The global solar market has grown at a compound annual growth rate (CAGR) of 24% between 2010 and 2017. There is an undeniably leading role for solar PV as one of the central pillars of the global energy system of the future. Decentralized PV generating capacity is quickly becoming an integral feature of our built environment and mobility infrastructure.
To fulfill expected end market demand for PV modules and products, and for countries to meet their climate-protection goals, global solar manufacturing capacity will have to be vastly increased from the approximate 120 GW in place today. The need for low cost, high throughput, high yield, and energy efficient PV production technologies, in particular CIGS, is becoming increasingly urgent.
Thin film PV, and CIGS in particular, offers one of the most efficient semiconductor materials for the conversion of sunlight into electricity. Thin films require around one hundredth of the semiconductor material when compared to crystalline silicon (c-Si) – including polysilicon losses through mechanical sawing of silicon wafers: 2 micrometers (μm) of semiconductor material compared to 180 μm. CIGS PV’s material usage is thus low, presenting an inherent advantage to it and other thin film technologies.
Thin film PV exhibits an energy payback time of less than 12 months in most parts of the world, and six months in the Sun Belt region. This is a significant improvement on c-Si, which achieves an energy payback time of between 12 and 18 months.
In terms of carbon footprint, thin film PV has a very clear advantage over c-Si. While commoditized mono c-Si has a carbon footprint of 50–60 g CO2 equivalent/kilowatt hour of electricity, the carbon footprint of thin film PV is only 12–20 g CO2 equivalent/kilowatt hour.

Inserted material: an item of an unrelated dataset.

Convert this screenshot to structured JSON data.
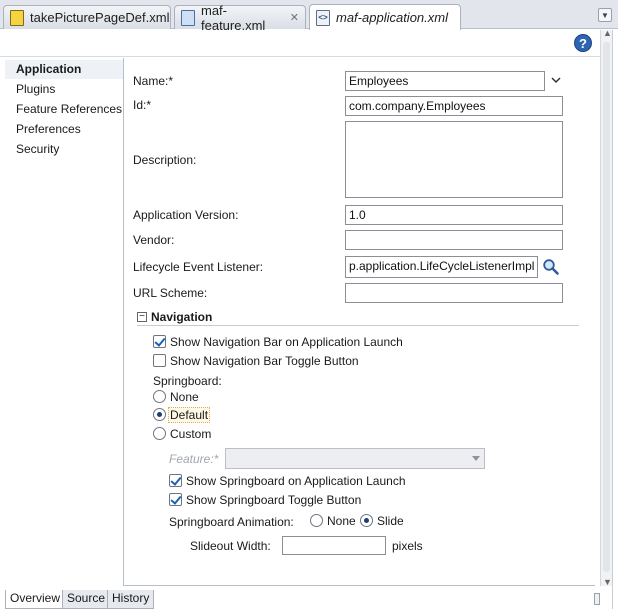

This approaches the carbon footprint currently achieved by wind power of 10–12 g CO2 equivalent/kilowatt hour – a significant milestone, particularly given the wide range of applications for which solar PV is suitable.
Recycling and end-of-life issues are becoming increasingly important as the global PV industry continues to scale. CIGS recycling processes are low impact and high value. The European Union, through its member states, is currently leading the way in providing a legislative and regulatory framework to close the loop in terms of PV module lifecycle management. Following a pattern established in other industries, it is likely that other jurisdictions will follow suit in the coming years. CIGS is ideally positioned to fulfill these end-of-life standards.